Son of Sanguinius
Last Seen: Today
From: Somewhere in MA
Wow.... I'm surprised that there's still so much stupid going on here. I'm sorry that I never wound up coming back to clear things up, but unfortunately my internet died and I didn't feel like typing long posts on my iPhone because it takes forever and auto correct pwns computer acronyms.
Ok... first off, HTT speed means, for all intents and purposes, absolutely nothing. That bus is so fast anyway that 200MHz or even 500MHz isn't going to matter. Nothing comes close to saturating it. So, looking at absolute HTT speed (the speed the bus runs at, not the reference speeds that the clocks for the CPU and RAM are based off of) as a measure of anything is pointless. It's not going to have any effect at all.
Secondly, and this is something that's been bothring me in a LOT of threads lately, is this talk about CPU's bottlenecking high end GPU's when they didn't bottleneck a lower end GPU. This logic is, well, completely illogical. CPU's don't handel any graphical processing at all. Increasing graphical detal does not increase load on the CPU (by a measurable amount). Therefore, if a CPU can serve up enough data in a game to push 60FPS, it can push out enough data to push 60FPS. It doesn't matter if it's getting 60FPS on a 7200GS or crossfire 4870x2's. The amount of data that the CPU has to process before the GPU can do its thing is the same. CPU overhead increases SLIGHTLY with SLi/crossfire, but not nearly enough to notice in normal gaming situations.

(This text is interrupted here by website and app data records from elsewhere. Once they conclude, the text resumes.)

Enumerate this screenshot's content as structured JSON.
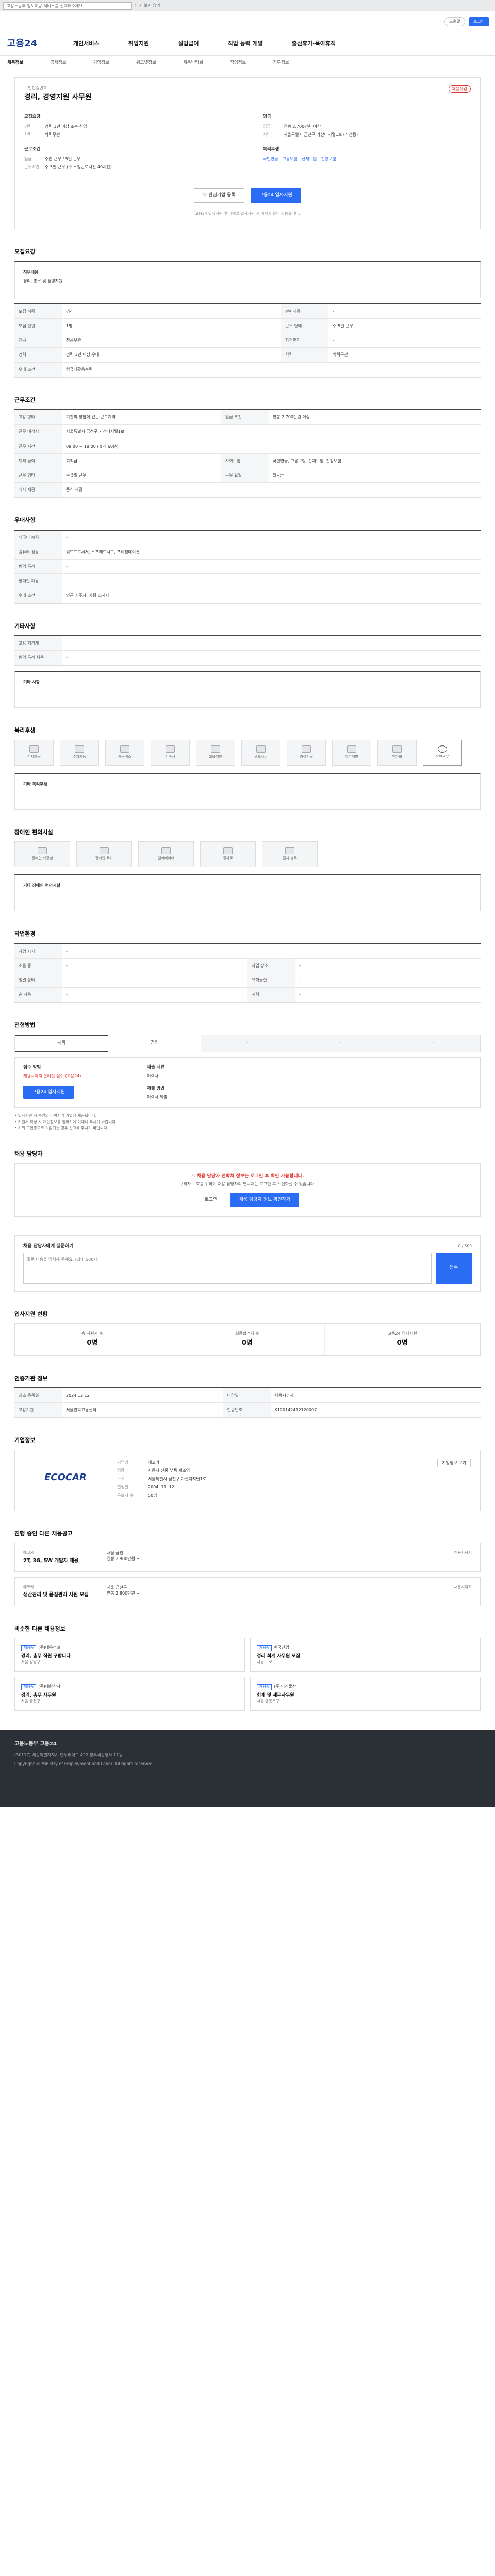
{
  "topbar": {
    "lang_select": "고용노동부 정보제공 서비스를 선택해주세요",
    "checkbox": "다시 보지 않기"
  },
  "util": {
    "help": "도움말",
    "login": "로그인"
  },
  "gnb": {
    "logo": "고용24",
    "menu": [
      "개인서비스",
      "취업지원",
      "실업급여",
      "직업 능력 개발",
      "출산휴가·육아휴직"
    ]
  },
  "subnav": [
    "채용정보",
    "공채정보",
    "기업정보",
    "워크넷정보",
    "채용박람회",
    "직업정보",
    "직무정보"
  ],
  "job": {
    "ref": "구인인증번호",
    "title": "경리, 경영지원 사무원",
    "status_badge": "채용마감",
    "left_label": "모집요강",
    "left": [
      {
        "k": "경력",
        "v": "경력 1년 이상 또는 신입"
      },
      {
        "k": "학력",
        "v": "학력무관"
      }
    ],
    "left2_label": "근로조건",
    "left2": [
      {
        "k": "임금",
        "v": "주간 근무 / 5일 근무"
      },
      {
        "k": "근무시간",
        "v": "주 5일 근무 (주 소정근로시간 40시간)"
      }
    ],
    "right_label": "임금",
    "right": [
      {
        "k": "임금",
        "v": "연봉 2,700만원 이상"
      },
      {
        "k": "지역",
        "v": "서울특별시 금천구 가산디지털1로 (가산동)"
      }
    ],
    "right2_label": "복리후생",
    "right2": [
      "국민연금",
      "고용보험",
      "산재보험",
      "건강보험"
    ],
    "btn_scrap": "관심기업 등록",
    "btn_apply": "고용24 입사지원",
    "note": "고용24 입사지원 및 이메일 입사지원 시 이력서 확인 가능합니다."
  },
  "recruit": {
    "title": "모집요강",
    "duties_h": "직무내용",
    "duties": "경리, 총무 및 경영지원",
    "rows": [
      {
        "k": "모집 직종",
        "v": "경리",
        "k2": "관련직종",
        "v2": "-"
      },
      {
        "k": "모집 인원",
        "v": "1명",
        "k2": "근무 형태",
        "v2": "주 5일 근무"
      },
      {
        "k": "전공",
        "v": "전공무관",
        "k2": "자격면허",
        "v2": "-"
      },
      {
        "k": "경력",
        "v": "경력 1년 이상 우대",
        "k2": "학력",
        "v2": "학력무관"
      },
      {
        "k": "우대 조건",
        "v": "컴퓨터활용능력",
        "k2": "",
        "v2": ""
      }
    ]
  },
  "conditions": {
    "title": "근무조건",
    "rows": [
      {
        "k": "고용 형태",
        "v": "기간의 정함이 없는 근로계약",
        "k2": "임금 조건",
        "v2": "연봉 2,700만원 이상"
      },
      {
        "k": "근무 예정지",
        "v": "서울특별시 금천구 가산디지털1로",
        "k2": "",
        "v2": ""
      },
      {
        "k": "근무 시간",
        "v": "09:00 ~ 18:00 (휴게 60분)",
        "k2": "",
        "v2": ""
      },
      {
        "k": "퇴직 급여",
        "v": "퇴직금",
        "k2": "사회보험",
        "v2": "국민연금, 고용보험, 산재보험, 건강보험"
      },
      {
        "k": "근무 형태",
        "v": "주 5일 근무",
        "k2": "근무 요일",
        "v2": "월~금"
      },
      {
        "k": "식사 제공",
        "v": "중식 제공",
        "k2": "",
        "v2": ""
      }
    ]
  },
  "welfare": {
    "title": "우대사항",
    "rows": [
      {
        "k": "외국어 능력",
        "v": "-"
      },
      {
        "k": "컴퓨터 활용",
        "v": "워드프로세서, 스프레드시트, 프레젠테이션"
      },
      {
        "k": "병역 특례",
        "v": "-"
      },
      {
        "k": "장애인 채용",
        "v": "-"
      },
      {
        "k": "우대 조건",
        "v": "인근 거주자, 차량 소지자"
      }
    ]
  },
  "other": {
    "title": "기타사항",
    "rows": [
      {
        "k": "고용 허가제",
        "v": "-"
      },
      {
        "k": "병역 특례 채용",
        "v": "-"
      }
    ],
    "etc_h": "기타 사항"
  },
  "benefits": {
    "title": "복리후생",
    "icons": [
      "식사제공",
      "주차가능",
      "통근버스",
      "기숙사",
      "교육지원",
      "경조사비",
      "명절선물",
      "자기계발",
      "휴가비",
      "유연근무"
    ],
    "etc_h": "기타 복리후생"
  },
  "disability": {
    "title": "장애인 편의시설",
    "icons": [
      "장애인 화장실",
      "장애인 주차",
      "엘리베이터",
      "경사로",
      "점자 블록"
    ],
    "etc_h": "기타 장애인 편의시설"
  },
  "workenv": {
    "title": "작업환경",
    "rows": [
      {
        "k": "작업 자세",
        "v": "-",
        "k2": "",
        "v2": ""
      },
      {
        "k": "소음 등",
        "v": "-",
        "k2": "작업 장소",
        "v2": "-"
      },
      {
        "k": "청결 상태",
        "v": "-",
        "k2": "유해물질",
        "v2": "-"
      },
      {
        "k": "손 사용",
        "v": "-",
        "k2": "시력",
        "v2": "-"
      }
    ]
  },
  "process": {
    "title": "전형방법",
    "steps": [
      "서류",
      "면접",
      "-",
      "-",
      "-"
    ]
  },
  "apply": {
    "col1_h": "접수 방법",
    "col1_v": "채용시까지 온라인 접수 (고용24)",
    "col2_h": "제출 서류",
    "col2_v": "이력서",
    "col3_h": "제출 방법",
    "col3_v": "이력서 제출",
    "btn": "고용24 입사지원",
    "notes": [
      "• 입사지원 시 본인의 이력서가 기업에 제공됩니다.",
      "• 지원서 작성 시 개인정보를 정확하게 기재해 주시기 바랍니다.",
      "• 허위 구인광고로 의심되는 경우 신고해 주시기 바랍니다."
    ]
  },
  "contact": {
    "title": "채용 담당자",
    "warn": "채용 담당자 연락처 정보는 로그인 후 확인 가능합니다.",
    "desc": "구직자 보호를 위하여 채용 담당자의 연락처는 로그인 후 확인하실 수 있습니다.",
    "btn1": "로그인",
    "btn2": "채용 담당자 정보 확인하기"
  },
  "question": {
    "title": "채용 담당자에게 질문하기",
    "placeholder": "질문 내용을 입력해 주세요. (최대 500자)",
    "send": "등록",
    "count": "0 / 500"
  },
  "stats": {
    "title": "입사지원 현황",
    "items": [
      {
        "l": "총 지원자 수",
        "v": "0명"
      },
      {
        "l": "최종합격자 수",
        "v": "0명"
      },
      {
        "l": "고용24 입사지원",
        "v": "0명"
      }
    ]
  },
  "reg": {
    "title": "인증기관 정보",
    "rows": [
      {
        "k": "최초 등록일",
        "v": "2024.12.12",
        "k2": "마감일",
        "v2": "채용시까지"
      },
      {
        "k": "고용기관",
        "v": "서울관악고용센터",
        "k2": "인증번호",
        "v2": "K120142412120007"
      }
    ]
  },
  "company": {
    "title": "기업정보",
    "logo_text": "ECOCAR",
    "rows": [
      {
        "k": "기업명",
        "v": "에코카"
      },
      {
        "k": "업종",
        "v": "자동차 신품 부품 제조업"
      },
      {
        "k": "주소",
        "v": "서울특별시 금천구 가산디지털1로"
      },
      {
        "k": "설립일",
        "v": "2004. 11. 12"
      },
      {
        "k": "근로자 수",
        "v": "50명"
      }
    ],
    "btn": "기업정보 보기"
  },
  "others": {
    "title": "진행 중인 다른 채용공고",
    "cards": [
      {
        "company": "에코카",
        "title": "2T, 3G, 5W 개발자 채용",
        "loc": "서울 금천구",
        "pay": "연봉 2,900만원 ~",
        "dday": "채용시까지"
      },
      {
        "company": "에코카",
        "title": "생산관리 및 품질관리 사원 모집",
        "loc": "서울 금천구",
        "pay": "연봉 2,800만원 ~",
        "dday": "채용시까지"
      }
    ]
  },
  "similar": {
    "title": "비슷한 다른 채용정보",
    "cards": [
      {
        "tag": "채용중",
        "company": "(주)대우건설",
        "title": "경리, 총무 직원 구합니다",
        "loc": "서울 강남구"
      },
      {
        "tag": "채용중",
        "company": "한국산업",
        "title": "경리 회계 사무원 모집",
        "loc": "서울 구로구"
      },
      {
        "tag": "채용중",
        "company": "(주)대한상사",
        "title": "경리, 총무 사무원",
        "loc": "서울 금천구"
      },
      {
        "tag": "채용중",
        "company": "(주)미래물산",
        "title": "회계 및 세무사무원",
        "loc": "서울 영등포구"
      }
    ]
  },
  "footer": {
    "line1": "고용노동부 고용24",
    "line2": "(30117) 세종특별자치시 한누리대로 422 정부세종청사 11동",
    "line3": "Copyright © Ministry of Employment and Labor. All rights reserved."
  }
}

You have to look at the time it takes to render a frame this way: Tf=Tc+Tg, where Tf= total frame time, Tc= time spend computing CPU tasks, and Tg= time spent computing GPU tasks. To get 60FPS (the max you can see, and the max most monitors can display anyway), Tf has to be less than .0167 seconds. Increasing the speed of the CPU reduces Tc, and increasing the speed of the GPU reduces Tg. So, increasing CPU speed does indeed always reduce Tf. However, in almost all modern games, Tc is MINISCULE compared to Tg in pretty much every situation due to the much smaller amount of data that needs to be processed by the CPU. Let's say for example that we start at 60FPS, and that Tc and Tg reduce linearly and directly proportional to GPU and GPU speeds (not true at all, but it illistrates my point). Let's also assume that in this situation, Tc=10% of Tf, and Tg=90% of Tf.

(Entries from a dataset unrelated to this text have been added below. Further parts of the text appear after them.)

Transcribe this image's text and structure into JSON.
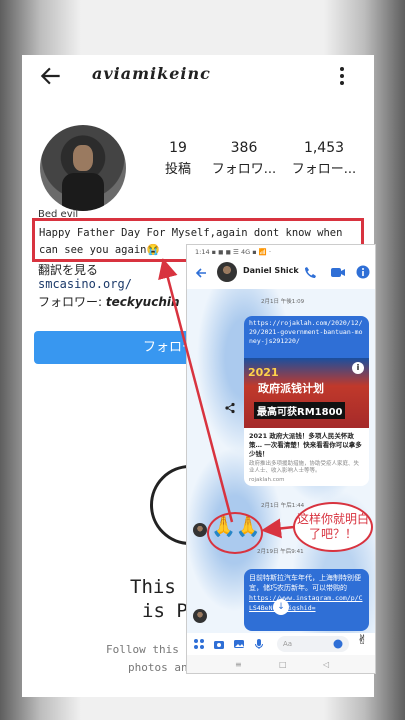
{
  "profile": {
    "username": "aviamikeinc",
    "stats": [
      {
        "value": "19",
        "label": "投稿"
      },
      {
        "value": "386",
        "label": "フォロワ..."
      },
      {
        "value": "1,453",
        "label": "フォロー..."
      }
    ],
    "bio_name": "Bed evil",
    "bio_text": "Happy Father Day For Myself,again dont know when can see you again😭",
    "translate_link": "翻訳を見る",
    "website": "smcasino.org/",
    "followers_label": "フォロワー:",
    "followers_name": "teckyuchin",
    "follow_button": "フォロー",
    "private_title": "This A",
    "private_title2": "is P",
    "private_sub1": "Follow this ac",
    "private_sub2": "photos and videos."
  },
  "messenger": {
    "status_time": "1:14 ▪ ◼ ◼ ☰ 4G ▪ 📶 ⋅",
    "contact_name": "Daniel Shick",
    "time1": "2月1日 午後1:09",
    "link_url": "https://rojaklah.com/2020/12/29/2021-government-bantuan-money-js291220/",
    "link_year": "2021",
    "link_headline": "政府派钱计划",
    "link_sub": "最高可获RM1800",
    "link_desc": "2021 政府大派钱！多项人民关怀政策… 一次看清楚！快来看看你可以拿多少钱！",
    "link_small": "政府推出多项援助措施，协助受疫人家庭、失业人士、收入影响人士等等。",
    "link_domain": "rojaklah.com",
    "time2": "2月1日 午后1:44",
    "pray": "🙏🙏",
    "time3": "2月19日 午后9:41",
    "text_bubble": "目前特斯拉汽车年代，上海制特别便宜，储巧农历新年。可以带购的",
    "text_link": "https://www.instagram.com/p/CLS4BeNuY/?igshid=",
    "input_placeholder": "Aa",
    "emoji": "✌"
  },
  "annotation": {
    "text": "这样你就明白了吧？！"
  },
  "colors": {
    "accent_red": "#d8333f",
    "messenger_blue": "#2f6fd6",
    "follow_blue": "#3897f0"
  }
}
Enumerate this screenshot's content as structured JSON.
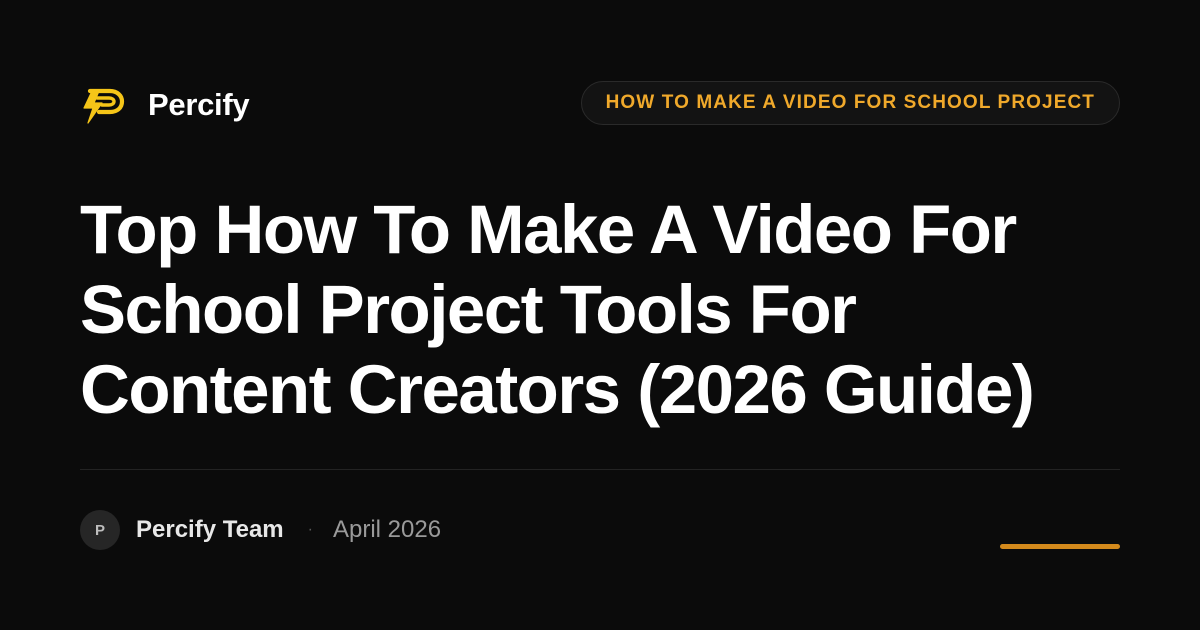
{
  "brand": {
    "name": "Percify",
    "logo_icon": "lightning-p-logo-icon"
  },
  "tag": {
    "label": "HOW TO MAKE A VIDEO FOR SCHOOL PROJECT"
  },
  "headline": {
    "lines": [
      "Top How To Make A Video For",
      "School Project Tools For",
      "Content Creators (2026 Guide)"
    ]
  },
  "byline": {
    "avatar_initial": "P",
    "author": "Percify Team",
    "separator": "·",
    "date": "April 2026"
  },
  "colors": {
    "background": "#0b0b0b",
    "accent": "#f0a92b",
    "accent_bar": "#d48a1c",
    "logo": "#f5c518",
    "text": "#ffffff",
    "muted_text": "#9a9a9a"
  }
}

This means that initial Tc= .00167, and Tg= .015, if we assume that initial Tf=0167. Now, let's increase the GPU and CPU speeds and see what happens to Tf. If we increase the CPU power by 50%, Tc becomes .000833. If we leave the GPU at the same speed, our net Tf is now .0158 or 63FPS. That's a gain of 3FPS for a 50% increase in CPU performance. Now let's increase GPU speed by 50%, and put CPU speed back to the starting speed. Tg becomes .0075, so Tf becomes .0092, or 109FPS. That's a gain of 49FPS for a 50% increase in GPU speed.
increaseing CPU speed by 50% netted a 3FPS gain, or a 5% increase in FPS over the base value.
increasing GPU speed by 50% netted a 49FPS gain, or an 81% increase in FPS over the base value.
Now, this example has a LOT of assumptions and oversimplifications, but it's actually a pretty acurate model for gaming performance in the majority of games and situations. As you can see, the CPU speed is almost meaningless, as the GPU is by far the limiting factor on the FPS equation.
You see all of these tests these days showing CPU performance in games and the gains between various CPU's. But what do they all ahve in common? They're all run at as low of a resolution and with as few graphical details as possible, because this is the only way to make Tc the limiting factor in the equation and thus see actual, noticable gains between various CPU configurations. Once you actually put the processors into the real world, Tg once again becomes by far the limiting factor in the equation, and so even though your super fast CPU may be 40% better in games than your buddies, it's only 3% better when you play the game because that's all that 40% increase in speed effects the equation by.
Now, on to archectures... yeah, if you're oging to do a CPU comparison, they MUST be of the same architecture. You can't take a quad of one arch and a dual of another, drop out two cores, and directly compare them even if you make the clock speeds the same, because they have different clock per clock performance. And bus speed improvements, such as HTT bus speed increases, are NOT what we mean by architectural improvements, because as I ranted aboev, HTT is already so fast anyway that it doesn't matter. We're talking about the actual time it takes the CPU to process a given instruction, or how many instructions it can process per clock cycle.